These figures show the growing problems flat dwellers are facing if they wish to move to larger properties.
The government has encouraged developers to build small flats on brownfield land.
Responding to the preference for urban living among certain demographic groups, it has used planning policies to encourage high-density developments in urban areas.
And although this is the type of development that perhaps most closely typifies the housing market in the London Docklands, small flats are no longer a phenomenon we only see in the capital.
In Manchester, the Beetham Tower has just been completed, while the iconic former office block in Birmingham, the Rotunda, is being converted into flats.
And even in cities that lack such landmark developments, their centres are full of small one and twobedroom flats targeted at young professionals.
This has changed the complexion of towns and cities throughout the country. As soon as any vacant urban land becomes available, in go the developers. Shortly afterwards, blocks of flats appear.
And it’s not just the architecture of Britain’s towns and cities that is changing, but their eco-nomies as well.
As a consequence of affluent consumers living in such areas, they now often feature restaurants and shops that serve the inhabitants of the new flats. There is a market for such properties and for many people they are attractive places to live. However, with supply running so high, it’s hardly surprising that reports are coming in of falling demand and de-clining values.
This will come as no surprise to an informed readership such as that enjoyed by Mortgage Strategy.
Stories have em-erged of falling prices and of developers using a range of tactics to try to maintain values. This has led a number of major lenders to reconsider their activities in areas dominated by flats.
Recent figures published by the Land Registry show that since 2000 the price of average detached homes has doubled to 313,000, while the price of flats has increased by only 11% to 188,000.
Over this period, the numbers of houses being built has fallen, with 21,000 fewer constructed last year compared with 2000.
By contrast, the numbers of flats being built has risen from 23,626 to 56,823 a year.
So it’s hardly surprising that at a recent Building So-cieties Association event, there was talk of affordability problems for those trying to move up the housing ladder.
People who own small properties are struggling to upgrade to larger ones.
If people want to live in urban flats, it is right that such properties are being built for them.
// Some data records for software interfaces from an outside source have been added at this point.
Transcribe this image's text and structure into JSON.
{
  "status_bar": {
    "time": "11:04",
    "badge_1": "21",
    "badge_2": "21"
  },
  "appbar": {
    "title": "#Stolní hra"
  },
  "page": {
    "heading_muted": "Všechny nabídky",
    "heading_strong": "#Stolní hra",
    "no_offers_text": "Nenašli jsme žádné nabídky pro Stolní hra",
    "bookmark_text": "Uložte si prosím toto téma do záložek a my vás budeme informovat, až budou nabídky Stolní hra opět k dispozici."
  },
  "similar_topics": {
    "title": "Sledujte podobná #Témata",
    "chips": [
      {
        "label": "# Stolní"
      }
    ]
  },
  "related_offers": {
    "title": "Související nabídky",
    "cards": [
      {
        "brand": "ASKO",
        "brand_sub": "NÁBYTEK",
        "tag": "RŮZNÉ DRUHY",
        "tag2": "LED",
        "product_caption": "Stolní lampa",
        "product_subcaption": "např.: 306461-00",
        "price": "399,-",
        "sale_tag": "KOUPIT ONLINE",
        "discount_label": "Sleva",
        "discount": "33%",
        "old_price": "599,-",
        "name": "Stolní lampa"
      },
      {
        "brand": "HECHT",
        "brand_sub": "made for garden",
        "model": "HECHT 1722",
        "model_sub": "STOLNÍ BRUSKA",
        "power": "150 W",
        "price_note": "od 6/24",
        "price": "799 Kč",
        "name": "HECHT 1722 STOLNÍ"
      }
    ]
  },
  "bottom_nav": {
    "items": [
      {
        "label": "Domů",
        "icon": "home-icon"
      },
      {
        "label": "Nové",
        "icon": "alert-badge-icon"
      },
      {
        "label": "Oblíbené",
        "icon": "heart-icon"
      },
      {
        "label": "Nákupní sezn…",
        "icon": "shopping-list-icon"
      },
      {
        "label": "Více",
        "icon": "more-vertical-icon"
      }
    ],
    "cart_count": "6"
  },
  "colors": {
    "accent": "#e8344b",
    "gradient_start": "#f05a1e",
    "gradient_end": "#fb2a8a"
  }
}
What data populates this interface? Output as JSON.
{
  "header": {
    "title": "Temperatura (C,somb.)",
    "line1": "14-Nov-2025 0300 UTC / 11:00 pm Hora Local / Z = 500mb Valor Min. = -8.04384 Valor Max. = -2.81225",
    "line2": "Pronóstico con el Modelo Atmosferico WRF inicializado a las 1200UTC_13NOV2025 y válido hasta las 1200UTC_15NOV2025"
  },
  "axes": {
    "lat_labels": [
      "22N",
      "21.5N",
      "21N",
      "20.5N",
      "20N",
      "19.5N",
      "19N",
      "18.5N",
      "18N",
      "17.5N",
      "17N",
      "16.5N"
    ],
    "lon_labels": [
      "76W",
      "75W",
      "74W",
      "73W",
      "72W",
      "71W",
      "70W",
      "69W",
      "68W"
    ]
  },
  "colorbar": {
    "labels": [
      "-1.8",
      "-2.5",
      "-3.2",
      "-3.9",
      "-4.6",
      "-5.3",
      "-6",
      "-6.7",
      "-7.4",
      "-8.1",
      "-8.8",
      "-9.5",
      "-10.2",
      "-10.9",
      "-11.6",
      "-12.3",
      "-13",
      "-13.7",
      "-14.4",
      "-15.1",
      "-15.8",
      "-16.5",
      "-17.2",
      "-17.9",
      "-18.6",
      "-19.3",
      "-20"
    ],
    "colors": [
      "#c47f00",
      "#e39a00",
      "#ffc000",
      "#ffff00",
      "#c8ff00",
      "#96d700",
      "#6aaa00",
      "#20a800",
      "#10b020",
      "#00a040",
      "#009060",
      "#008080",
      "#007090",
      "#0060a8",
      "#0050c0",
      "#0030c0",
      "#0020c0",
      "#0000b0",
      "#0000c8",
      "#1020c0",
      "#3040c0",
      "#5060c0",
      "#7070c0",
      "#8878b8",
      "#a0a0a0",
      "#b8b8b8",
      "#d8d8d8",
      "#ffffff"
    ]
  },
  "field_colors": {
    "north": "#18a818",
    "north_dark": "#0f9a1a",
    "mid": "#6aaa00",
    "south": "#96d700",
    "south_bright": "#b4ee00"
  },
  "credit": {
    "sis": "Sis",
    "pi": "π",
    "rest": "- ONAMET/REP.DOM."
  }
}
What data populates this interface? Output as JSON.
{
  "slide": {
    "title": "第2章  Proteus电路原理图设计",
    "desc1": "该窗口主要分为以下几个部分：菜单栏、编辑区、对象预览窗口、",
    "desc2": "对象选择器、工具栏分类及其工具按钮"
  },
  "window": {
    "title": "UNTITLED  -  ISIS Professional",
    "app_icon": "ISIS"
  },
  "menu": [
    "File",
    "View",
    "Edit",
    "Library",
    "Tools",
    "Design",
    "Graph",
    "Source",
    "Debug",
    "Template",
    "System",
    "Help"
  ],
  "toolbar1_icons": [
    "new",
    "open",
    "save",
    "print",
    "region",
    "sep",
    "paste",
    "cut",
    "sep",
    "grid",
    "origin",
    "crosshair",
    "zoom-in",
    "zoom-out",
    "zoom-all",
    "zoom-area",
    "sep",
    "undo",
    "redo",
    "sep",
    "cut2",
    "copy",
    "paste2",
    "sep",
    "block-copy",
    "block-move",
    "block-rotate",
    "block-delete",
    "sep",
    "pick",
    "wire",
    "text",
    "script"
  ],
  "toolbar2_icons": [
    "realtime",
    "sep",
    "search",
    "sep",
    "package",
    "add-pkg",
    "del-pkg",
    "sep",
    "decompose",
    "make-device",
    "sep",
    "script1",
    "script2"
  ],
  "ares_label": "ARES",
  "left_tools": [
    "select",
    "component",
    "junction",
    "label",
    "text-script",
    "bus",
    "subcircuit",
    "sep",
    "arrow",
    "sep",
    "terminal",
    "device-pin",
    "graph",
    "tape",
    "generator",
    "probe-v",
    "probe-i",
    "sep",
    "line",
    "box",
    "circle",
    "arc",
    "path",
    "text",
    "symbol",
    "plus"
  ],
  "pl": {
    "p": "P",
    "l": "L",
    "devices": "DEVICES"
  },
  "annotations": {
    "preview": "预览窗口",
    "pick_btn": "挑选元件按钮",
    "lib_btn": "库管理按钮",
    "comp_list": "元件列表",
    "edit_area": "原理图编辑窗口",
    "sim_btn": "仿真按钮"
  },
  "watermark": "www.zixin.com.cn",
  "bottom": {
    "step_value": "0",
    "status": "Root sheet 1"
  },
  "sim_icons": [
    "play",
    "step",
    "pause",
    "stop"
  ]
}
But the government needs to recognise that it’s pointless to continue building such properties, which are often left empty, when the market is crying out for larger houses.